What you should do: Here are the records. Print them all exactly.

Component data from apps and pages:
◇ ◇ ◇ ◇ ◇
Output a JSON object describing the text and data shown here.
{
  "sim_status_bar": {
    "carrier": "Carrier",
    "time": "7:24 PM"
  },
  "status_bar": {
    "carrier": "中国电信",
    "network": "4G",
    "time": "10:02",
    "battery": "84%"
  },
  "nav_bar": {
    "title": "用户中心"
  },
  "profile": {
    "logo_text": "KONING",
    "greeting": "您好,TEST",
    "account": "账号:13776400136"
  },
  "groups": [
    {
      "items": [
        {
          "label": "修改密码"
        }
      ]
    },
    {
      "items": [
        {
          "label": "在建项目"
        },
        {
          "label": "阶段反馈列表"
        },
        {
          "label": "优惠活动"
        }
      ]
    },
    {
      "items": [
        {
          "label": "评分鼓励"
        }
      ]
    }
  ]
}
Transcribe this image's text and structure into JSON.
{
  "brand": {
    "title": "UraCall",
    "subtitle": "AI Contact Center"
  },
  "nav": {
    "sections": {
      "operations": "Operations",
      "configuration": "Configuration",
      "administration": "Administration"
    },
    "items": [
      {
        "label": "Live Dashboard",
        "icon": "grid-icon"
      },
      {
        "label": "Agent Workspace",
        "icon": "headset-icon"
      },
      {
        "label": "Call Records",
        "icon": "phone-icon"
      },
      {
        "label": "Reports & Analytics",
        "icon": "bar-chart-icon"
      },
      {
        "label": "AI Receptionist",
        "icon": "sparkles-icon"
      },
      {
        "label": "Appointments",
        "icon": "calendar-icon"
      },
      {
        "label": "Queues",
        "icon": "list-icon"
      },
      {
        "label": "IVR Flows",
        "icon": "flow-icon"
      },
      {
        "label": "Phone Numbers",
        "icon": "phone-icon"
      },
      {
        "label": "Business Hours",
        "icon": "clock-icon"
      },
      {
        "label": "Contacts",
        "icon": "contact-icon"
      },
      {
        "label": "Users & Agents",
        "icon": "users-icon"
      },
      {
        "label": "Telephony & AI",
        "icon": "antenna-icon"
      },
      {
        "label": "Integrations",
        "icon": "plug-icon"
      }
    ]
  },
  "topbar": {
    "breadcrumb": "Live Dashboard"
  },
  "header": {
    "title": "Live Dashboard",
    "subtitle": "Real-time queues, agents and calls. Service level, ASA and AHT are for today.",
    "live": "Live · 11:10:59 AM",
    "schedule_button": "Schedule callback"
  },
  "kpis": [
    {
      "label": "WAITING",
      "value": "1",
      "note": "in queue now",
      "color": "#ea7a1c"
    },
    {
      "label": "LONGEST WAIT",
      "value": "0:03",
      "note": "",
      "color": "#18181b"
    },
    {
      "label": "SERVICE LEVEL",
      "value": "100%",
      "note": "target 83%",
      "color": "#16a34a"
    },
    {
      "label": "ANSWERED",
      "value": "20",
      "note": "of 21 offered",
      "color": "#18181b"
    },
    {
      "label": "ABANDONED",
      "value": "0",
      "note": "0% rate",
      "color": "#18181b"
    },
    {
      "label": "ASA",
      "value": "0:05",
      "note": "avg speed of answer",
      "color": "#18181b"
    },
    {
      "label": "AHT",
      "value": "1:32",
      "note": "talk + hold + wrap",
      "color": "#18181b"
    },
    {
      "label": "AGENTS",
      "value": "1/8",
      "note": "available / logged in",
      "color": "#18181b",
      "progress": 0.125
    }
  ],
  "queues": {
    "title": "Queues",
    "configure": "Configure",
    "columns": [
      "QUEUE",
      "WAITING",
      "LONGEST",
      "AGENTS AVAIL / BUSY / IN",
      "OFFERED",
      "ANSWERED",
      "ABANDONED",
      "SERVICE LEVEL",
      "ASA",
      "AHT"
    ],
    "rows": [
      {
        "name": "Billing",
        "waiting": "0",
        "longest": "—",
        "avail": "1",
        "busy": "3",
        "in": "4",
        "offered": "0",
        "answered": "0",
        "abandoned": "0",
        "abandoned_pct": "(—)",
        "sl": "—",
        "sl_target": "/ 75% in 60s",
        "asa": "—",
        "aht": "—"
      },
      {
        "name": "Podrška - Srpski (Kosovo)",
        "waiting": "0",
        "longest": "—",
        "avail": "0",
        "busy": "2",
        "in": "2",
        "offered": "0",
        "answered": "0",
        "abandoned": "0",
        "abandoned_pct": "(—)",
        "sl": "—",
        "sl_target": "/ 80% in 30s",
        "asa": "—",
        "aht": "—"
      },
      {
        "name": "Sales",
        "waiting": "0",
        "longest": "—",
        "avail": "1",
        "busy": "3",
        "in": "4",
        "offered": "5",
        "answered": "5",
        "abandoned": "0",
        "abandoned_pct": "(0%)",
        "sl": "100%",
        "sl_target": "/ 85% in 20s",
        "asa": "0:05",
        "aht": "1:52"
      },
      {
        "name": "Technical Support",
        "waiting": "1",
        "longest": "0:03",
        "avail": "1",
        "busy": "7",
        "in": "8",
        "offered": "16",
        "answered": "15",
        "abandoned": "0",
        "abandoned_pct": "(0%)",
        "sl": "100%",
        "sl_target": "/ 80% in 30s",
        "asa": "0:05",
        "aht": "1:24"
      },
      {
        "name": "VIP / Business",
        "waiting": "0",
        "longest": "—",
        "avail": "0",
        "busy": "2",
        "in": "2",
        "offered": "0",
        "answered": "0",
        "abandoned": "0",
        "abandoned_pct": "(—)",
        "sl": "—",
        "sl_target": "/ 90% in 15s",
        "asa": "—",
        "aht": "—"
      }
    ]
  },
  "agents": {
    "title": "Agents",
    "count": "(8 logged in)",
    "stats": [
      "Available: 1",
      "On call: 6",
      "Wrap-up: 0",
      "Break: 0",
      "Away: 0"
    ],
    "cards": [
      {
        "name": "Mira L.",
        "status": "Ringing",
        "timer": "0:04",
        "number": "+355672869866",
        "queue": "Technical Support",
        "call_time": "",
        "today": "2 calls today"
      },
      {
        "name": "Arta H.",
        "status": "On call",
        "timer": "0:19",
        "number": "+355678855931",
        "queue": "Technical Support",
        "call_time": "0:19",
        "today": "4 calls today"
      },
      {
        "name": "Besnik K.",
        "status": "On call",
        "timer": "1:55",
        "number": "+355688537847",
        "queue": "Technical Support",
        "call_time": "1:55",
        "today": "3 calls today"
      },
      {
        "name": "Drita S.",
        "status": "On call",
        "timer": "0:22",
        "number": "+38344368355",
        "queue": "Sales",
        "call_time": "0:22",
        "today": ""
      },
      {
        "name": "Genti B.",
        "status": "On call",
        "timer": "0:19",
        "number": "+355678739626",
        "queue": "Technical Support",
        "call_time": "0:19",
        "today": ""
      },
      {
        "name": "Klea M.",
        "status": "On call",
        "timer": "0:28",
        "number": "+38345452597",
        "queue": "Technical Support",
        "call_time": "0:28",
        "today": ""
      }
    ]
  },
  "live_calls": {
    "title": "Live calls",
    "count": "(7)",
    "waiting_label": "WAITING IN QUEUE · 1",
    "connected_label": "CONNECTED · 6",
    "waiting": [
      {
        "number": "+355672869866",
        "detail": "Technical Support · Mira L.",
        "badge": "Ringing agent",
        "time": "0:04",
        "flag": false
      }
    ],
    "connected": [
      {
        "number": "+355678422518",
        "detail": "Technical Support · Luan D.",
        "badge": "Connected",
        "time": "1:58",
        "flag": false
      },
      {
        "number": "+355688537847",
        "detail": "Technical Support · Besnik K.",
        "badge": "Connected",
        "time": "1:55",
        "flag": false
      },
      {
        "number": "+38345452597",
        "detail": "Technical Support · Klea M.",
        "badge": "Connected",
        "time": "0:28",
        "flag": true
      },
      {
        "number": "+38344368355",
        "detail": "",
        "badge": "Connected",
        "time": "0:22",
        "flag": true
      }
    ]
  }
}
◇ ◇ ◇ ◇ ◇
Answer section:
Output a JSON object describing the text and data shown here.
{
  "sim_status_bar": {
    "carrier": "Carrier",
    "time": "7:24 PM"
  },
  "status_bar": {
    "carrier": "中国电信",
    "network": "4G",
    "time": "10:02",
    "battery": "84%"
  },
  "nav_bar": {
    "title": "用户中心"
  },
  "profile": {
    "logo_text": "KONING",
    "greeting": "您好,TEST",
    "account": "账号:13776400136"
  },
  "groups": [
    {
      "items": [
        {
          "label": "修改密码"
        }
      ]
    },
    {
      "items": [
        {
          "label": "在建项目"
        },
        {
          "label": "阶段反馈列表"
        },
        {
          "label": "优惠活动"
        }
      ]
    },
    {
      "items": [
        {
          "label": "评分鼓励"
        }
      ]
    }
  ]
}
Transcribe this image's text and structure into JSON.
{
  "brand": {
    "title": "UraCall",
    "subtitle": "AI Contact Center"
  },
  "nav": {
    "sections": {
      "operations": "Operations",
      "configuration": "Configuration",
      "administration": "Administration"
    },
    "items": [
      {
        "label": "Live Dashboard",
        "icon": "grid-icon"
      },
      {
        "label": "Agent Workspace",
        "icon": "headset-icon"
      },
      {
        "label": "Call Records",
        "icon": "phone-icon"
      },
      {
        "label": "Reports & Analytics",
        "icon": "bar-chart-icon"
      },
      {
        "label": "AI Receptionist",
        "icon": "sparkles-icon"
      },
      {
        "label": "Appointments",
        "icon": "calendar-icon"
      },
      {
        "label": "Queues",
        "icon": "list-icon"
      },
      {
        "label": "IVR Flows",
        "icon": "flow-icon"
      },
      {
        "label": "Phone Numbers",
        "icon": "phone-icon"
      },
      {
        "label": "Business Hours",
        "icon": "clock-icon"
      },
      {
        "label": "Contacts",
        "icon": "contact-icon"
      },
      {
        "label": "Users & Agents",
        "icon": "users-icon"
      },
      {
        "label": "Telephony & AI",
        "icon": "antenna-icon"
      },
      {
        "label": "Integrations",
        "icon": "plug-icon"
      }
    ]
  },
  "topbar": {
    "breadcrumb": "Live Dashboard"
  },
  "header": {
    "title": "Live Dashboard",
    "subtitle": "Real-time queues, agents and calls. Service level, ASA and AHT are for today.",
    "live": "Live · 11:10:59 AM",
    "schedule_button": "Schedule callback"
  },
  "kpis": [
    {
      "label": "WAITING",
      "value": "1",
      "note": "in queue now",
      "color": "#ea7a1c"
    },
    {
      "label": "LONGEST WAIT",
      "value": "0:03",
      "note": "",
      "color": "#18181b"
    },
    {
      "label": "SERVICE LEVEL",
      "value": "100%",
      "note": "target 83%",
      "color": "#16a34a"
    },
    {
      "label": "ANSWERED",
      "value": "20",
      "note": "of 21 offered",
      "color": "#18181b"
    },
    {
      "label": "ABANDONED",
      "value": "0",
      "note": "0% rate",
      "color": "#18181b"
    },
    {
      "label": "ASA",
      "value": "0:05",
      "note": "avg speed of answer",
      "color": "#18181b"
    },
    {
      "label": "AHT",
      "value": "1:32",
      "note": "talk + hold + wrap",
      "color": "#18181b"
    },
    {
      "label": "AGENTS",
      "value": "1/8",
      "note": "available / logged in",
      "color": "#18181b",
      "progress": 0.125
    }
  ],
  "queues": {
    "title": "Queues",
    "configure": "Configure",
    "columns": [
      "QUEUE",
      "WAITING",
      "LONGEST",
      "AGENTS AVAIL / BUSY / IN",
      "OFFERED",
      "ANSWERED",
      "ABANDONED",
      "SERVICE LEVEL",
      "ASA",
      "AHT"
    ],
    "rows": [
      {
        "name": "Billing",
        "waiting": "0",
        "longest": "—",
        "avail": "1",
        "busy": "3",
        "in": "4",
        "offered": "0",
        "answered": "0",
        "abandoned": "0",
        "abandoned_pct": "(—)",
        "sl": "—",
        "sl_target": "/ 75% in 60s",
        "asa": "—",
        "aht": "—"
      },
      {
        "name": "Podrška - Srpski (Kosovo)",
        "waiting": "0",
        "longest": "—",
        "avail": "0",
        "busy": "2",
        "in": "2",
        "offered": "0",
        "answered": "0",
        "abandoned": "0",
        "abandoned_pct": "(—)",
        "sl": "—",
        "sl_target": "/ 80% in 30s",
        "asa": "—",
        "aht": "—"
      },
      {
        "name": "Sales",
        "waiting": "0",
        "longest": "—",
        "avail": "1",
        "busy": "3",
        "in": "4",
        "offered": "5",
        "answered": "5",
        "abandoned": "0",
        "abandoned_pct": "(0%)",
        "sl": "100%",
        "sl_target": "/ 85% in 20s",
        "asa": "0:05",
        "aht": "1:52"
      },
      {
        "name": "Technical Support",
        "waiting": "1",
        "longest": "0:03",
        "avail": "1",
        "busy": "7",
        "in": "8",
        "offered": "16",
        "answered": "15",
        "abandoned": "0",
        "abandoned_pct": "(0%)",
        "sl": "100%",
        "sl_target": "/ 80% in 30s",
        "asa": "0:05",
        "aht": "1:24"
      },
      {
        "name": "VIP / Business",
        "waiting": "0",
        "longest": "—",
        "avail": "0",
        "busy": "2",
        "in": "2",
        "offered": "0",
        "answered": "0",
        "abandoned": "0",
        "abandoned_pct": "(—)",
        "sl": "—",
        "sl_target": "/ 90% in 15s",
        "asa": "—",
        "aht": "—"
      }
    ]
  },
  "agents": {
    "title": "Agents",
    "count": "(8 logged in)",
    "stats": [
      "Available: 1",
      "On call: 6",
      "Wrap-up: 0",
      "Break: 0",
      "Away: 0"
    ],
    "cards": [
      {
        "name": "Mira L.",
        "status": "Ringing",
        "timer": "0:04",
        "number": "+355672869866",
        "queue": "Technical Support",
        "call_time": "",
        "today": "2 calls today"
      },
      {
        "name": "Arta H.",
        "status": "On call",
        "timer": "0:19",
        "number": "+355678855931",
        "queue": "Technical Support",
        "call_time": "0:19",
        "today": "4 calls today"
      },
      {
        "name": "Besnik K.",
        "status": "On call",
        "timer": "1:55",
        "number": "+355688537847",
        "queue": "Technical Support",
        "call_time": "1:55",
        "today": "3 calls today"
      },
      {
        "name": "Drita S.",
        "status": "On call",
        "timer": "0:22",
        "number": "+38344368355",
        "queue": "Sales",
        "call_time": "0:22",
        "today": ""
      },
      {
        "name": "Genti B.",
        "status": "On call",
        "timer": "0:19",
        "number": "+355678739626",
        "queue": "Technical Support",
        "call_time": "0:19",
        "today": ""
      },
      {
        "name": "Klea M.",
        "status": "On call",
        "timer": "0:28",
        "number": "+38345452597",
        "queue": "Technical Support",
        "call_time": "0:28",
        "today": ""
      }
    ]
  },
  "live_calls": {
    "title": "Live calls",
    "count": "(7)",
    "waiting_label": "WAITING IN QUEUE · 1",
    "connected_label": "CONNECTED · 6",
    "waiting": [
      {
        "number": "+355672869866",
        "detail": "Technical Support · Mira L.",
        "badge": "Ringing agent",
        "time": "0:04",
        "flag": false
      }
    ],
    "connected": [
      {
        "number": "+355678422518",
        "detail": "Technical Support · Luan D.",
        "badge": "Connected",
        "time": "1:58",
        "flag": false
      },
      {
        "number": "+355688537847",
        "detail": "Technical Support · Besnik K.",
        "badge": "Connected",
        "time": "1:55",
        "flag": false
      },
      {
        "number": "+38345452597",
        "detail": "Technical Support · Klea M.",
        "badge": "Connected",
        "time": "0:28",
        "flag": true
      },
      {
        "number": "+38344368355",
        "detail": "",
        "badge": "Connected",
        "time": "0:22",
        "flag": true
      }
    ]
  }
}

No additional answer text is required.